SOURCE MATERIAL —
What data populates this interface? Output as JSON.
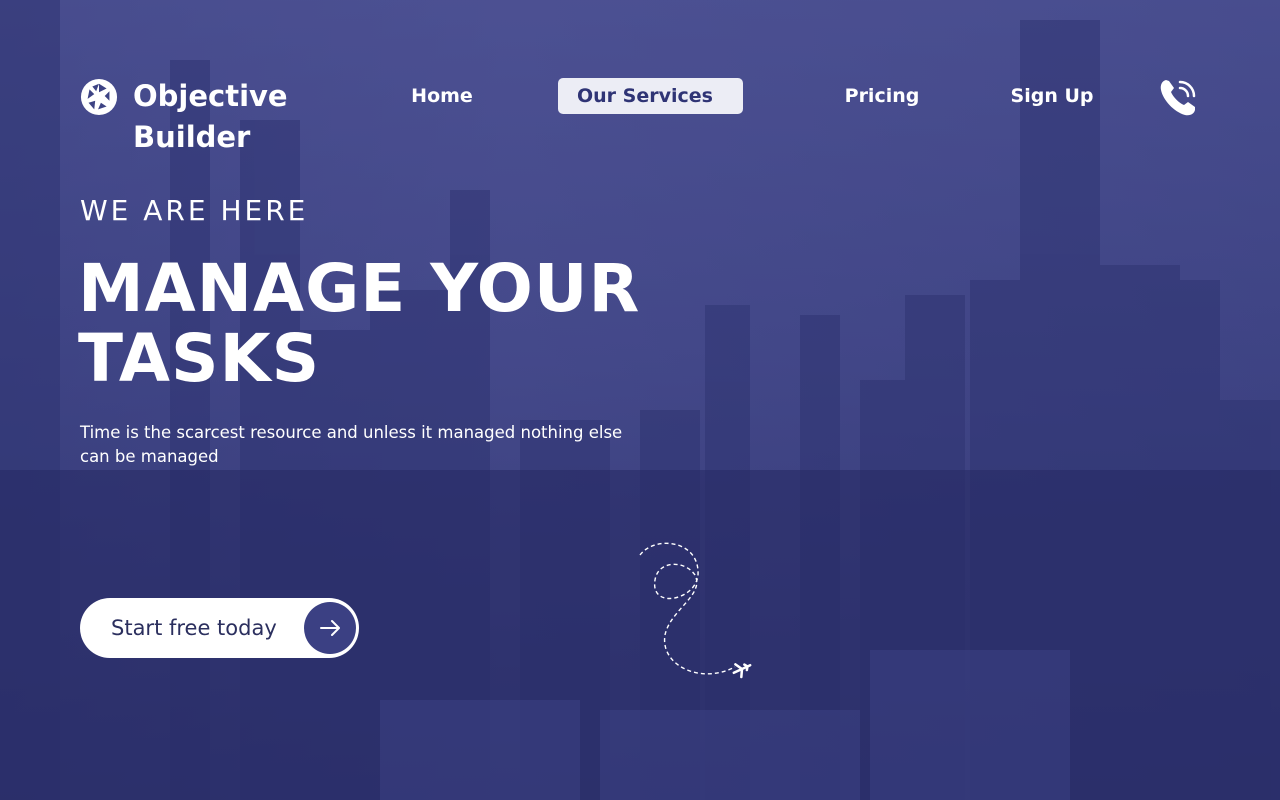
{
  "brand": {
    "name": "Objective Builder",
    "icon": "aperture-icon"
  },
  "nav": {
    "items": [
      {
        "label": "Home"
      },
      {
        "label": "Our Services",
        "active": true
      },
      {
        "label": "Pricing"
      },
      {
        "label": "Sign Up"
      }
    ],
    "phone_icon": "phone-call-icon"
  },
  "hero": {
    "eyebrow": "WE ARE HERE",
    "headline": "MANAGE YOUR TASKS",
    "subtext": "Time is the  scarcest resource  and unless it  managed  nothing else can be  managed",
    "cta_label": "Start free today",
    "cta_icon": "arrow-right-icon",
    "decoration_icon": "airplane-icon"
  },
  "colors": {
    "overlay": "#3d4384",
    "active_nav_bg": "#ecedf5",
    "active_nav_text": "#2f3475",
    "cta_bg": "#ffffff",
    "cta_arrow_bg": "#3b4083"
  }
}
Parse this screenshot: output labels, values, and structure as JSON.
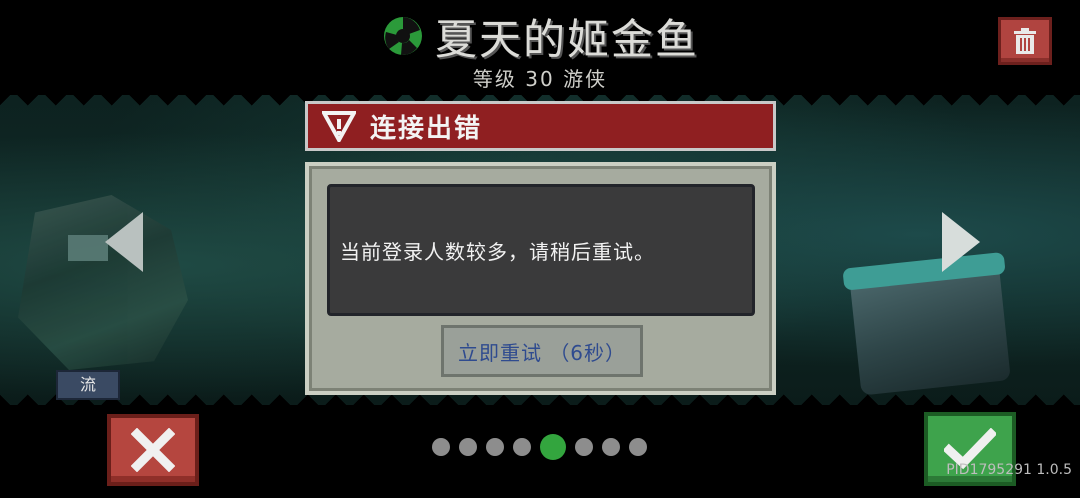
{
  "header": {
    "hero_name": "夏天的姬金鱼",
    "level_label": "等级",
    "level_value": "30",
    "class_name": "游侠",
    "class_icon": "ranger-emblem-icon",
    "delete_icon": "trash-icon"
  },
  "carousel": {
    "prev_icon": "arrow-left-icon",
    "next_icon": "arrow-right-icon",
    "side_tag": "流",
    "page_count": 8,
    "active_page": 5
  },
  "dialog": {
    "title": "连接出错",
    "title_icon": "warning-icon",
    "message": "当前登录人数较多，请稍后重试。",
    "retry_label": "立即重试",
    "retry_countdown": "（6秒）"
  },
  "footer": {
    "cancel_icon": "close-icon",
    "confirm_icon": "check-icon",
    "build_info": "PID1795291 1.0.5"
  },
  "colors": {
    "dialog_header": "#8f1f21",
    "dialog_body": "#a6ab9f",
    "cancel": "#b5463f",
    "confirm": "#3ea34c",
    "active_dot": "#33a53e"
  }
}
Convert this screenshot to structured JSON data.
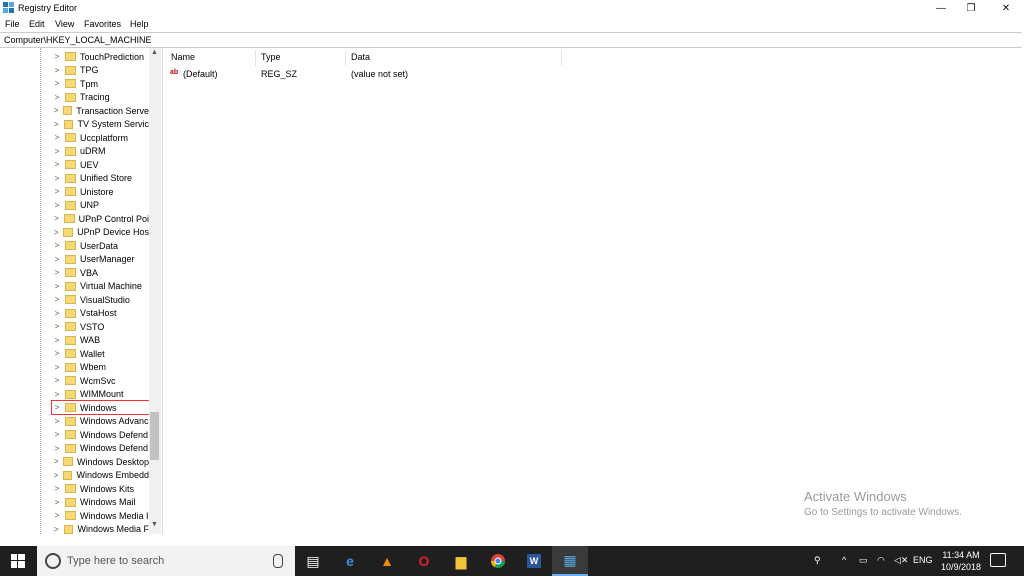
{
  "window": {
    "title": "Registry Editor",
    "minimize": "—",
    "restore": "❐",
    "close": "✕"
  },
  "menu": [
    "File",
    "Edit",
    "View",
    "Favorites",
    "Help"
  ],
  "address": "Computer\\HKEY_LOCAL_MACHINE",
  "tree": {
    "items": [
      "TouchPrediction",
      "TPG",
      "Tpm",
      "Tracing",
      "Transaction Serve",
      "TV System Servic",
      "Uccplatform",
      "uDRM",
      "UEV",
      "Unified Store",
      "Unistore",
      "UNP",
      "UPnP Control Poi",
      "UPnP Device Hos",
      "UserData",
      "UserManager",
      "VBA",
      "Virtual Machine",
      "VisualStudio",
      "VstaHost",
      "VSTO",
      "WAB",
      "Wallet",
      "Wbem",
      "WcmSvc",
      "WIMMount",
      "Windows",
      "Windows Advanc",
      "Windows Defend",
      "Windows Defend",
      "Windows Desktop",
      "Windows Embedd",
      "Windows Kits",
      "Windows Mail",
      "Windows Media I",
      "Windows Media F"
    ],
    "selected": "Windows",
    "arrow": ">"
  },
  "list": {
    "columns": [
      "Name",
      "Type",
      "Data"
    ],
    "rows": [
      {
        "name": "(Default)",
        "type": "REG_SZ",
        "data": "(value not set)"
      }
    ]
  },
  "watermark": {
    "title": "Activate Windows",
    "subtitle": "Go to Settings to activate Windows."
  },
  "taskbar": {
    "search_placeholder": "Type here to search",
    "language": "ENG",
    "time": "11:34 AM",
    "date": "10/9/2018",
    "accent": "#6aaef5"
  }
}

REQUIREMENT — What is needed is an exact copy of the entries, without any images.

ANSWER SPACE —
What data populates this interface? Output as JSON.
{
  "brand": {
    "name": "Objective Builder",
    "icon": "aperture-icon"
  },
  "nav": {
    "items": [
      {
        "label": "Home"
      },
      {
        "label": "Our Services",
        "active": true
      },
      {
        "label": "Pricing"
      },
      {
        "label": "Sign Up"
      }
    ],
    "phone_icon": "phone-call-icon"
  },
  "hero": {
    "eyebrow": "WE ARE HERE",
    "headline": "MANAGE YOUR TASKS",
    "subtext": "Time is the  scarcest resource  and unless it  managed  nothing else can be  managed",
    "cta_label": "Start free today",
    "cta_icon": "arrow-right-icon",
    "decoration_icon": "airplane-icon"
  },
  "colors": {
    "overlay": "#3d4384",
    "active_nav_bg": "#ecedf5",
    "active_nav_text": "#2f3475",
    "cta_bg": "#ffffff",
    "cta_arrow_bg": "#3b4083"
  }
}
Parse this screenshot: output labels, values, and structure as JSON.
{
  "header": {
    "hero_name": "夏天的姬金鱼",
    "level_label": "等级",
    "level_value": "30",
    "class_name": "游侠",
    "class_icon": "ranger-emblem-icon",
    "delete_icon": "trash-icon"
  },
  "carousel": {
    "prev_icon": "arrow-left-icon",
    "next_icon": "arrow-right-icon",
    "side_tag": "流",
    "page_count": 8,
    "active_page": 5
  },
  "dialog": {
    "title": "连接出错",
    "title_icon": "warning-icon",
    "message": "当前登录人数较多，请稍后重试。",
    "retry_label": "立即重试",
    "retry_countdown": "（6秒）"
  },
  "footer": {
    "cancel_icon": "close-icon",
    "confirm_icon": "check-icon",
    "build_info": "PID1795291 1.0.5"
  },
  "colors": {
    "dialog_header": "#8f1f21",
    "dialog_body": "#a6ab9f",
    "cancel": "#b5463f",
    "confirm": "#3ea34c",
    "active_dot": "#33a53e"
  }
}
Convert this screenshot to structured JSON data.
{
  "window": {
    "title": "Registry Editor",
    "minimize": "—",
    "restore": "❐",
    "close": "✕"
  },
  "menu": [
    "File",
    "Edit",
    "View",
    "Favorites",
    "Help"
  ],
  "address": "Computer\\HKEY_LOCAL_MACHINE",
  "tree": {
    "items": [
      "TouchPrediction",
      "TPG",
      "Tpm",
      "Tracing",
      "Transaction Serve",
      "TV System Servic",
      "Uccplatform",
      "uDRM",
      "UEV",
      "Unified Store",
      "Unistore",
      "UNP",
      "UPnP Control Poi",
      "UPnP Device Hos",
      "UserData",
      "UserManager",
      "VBA",
      "Virtual Machine",
      "VisualStudio",
      "VstaHost",
      "VSTO",
      "WAB",
      "Wallet",
      "Wbem",
      "WcmSvc",
      "WIMMount",
      "Windows",
      "Windows Advanc",
      "Windows Defend",
      "Windows Defend",
      "Windows Desktop",
      "Windows Embedd",
      "Windows Kits",
      "Windows Mail",
      "Windows Media I",
      "Windows Media F"
    ],
    "selected": "Windows",
    "arrow": ">"
  },
  "list": {
    "columns": [
      "Name",
      "Type",
      "Data"
    ],
    "rows": [
      {
        "name": "(Default)",
        "type": "REG_SZ",
        "data": "(value not set)"
      }
    ]
  },
  "watermark": {
    "title": "Activate Windows",
    "subtitle": "Go to Settings to activate Windows."
  },
  "taskbar": {
    "search_placeholder": "Type here to search",
    "language": "ENG",
    "time": "11:34 AM",
    "date": "10/9/2018",
    "accent": "#6aaef5"
  }
}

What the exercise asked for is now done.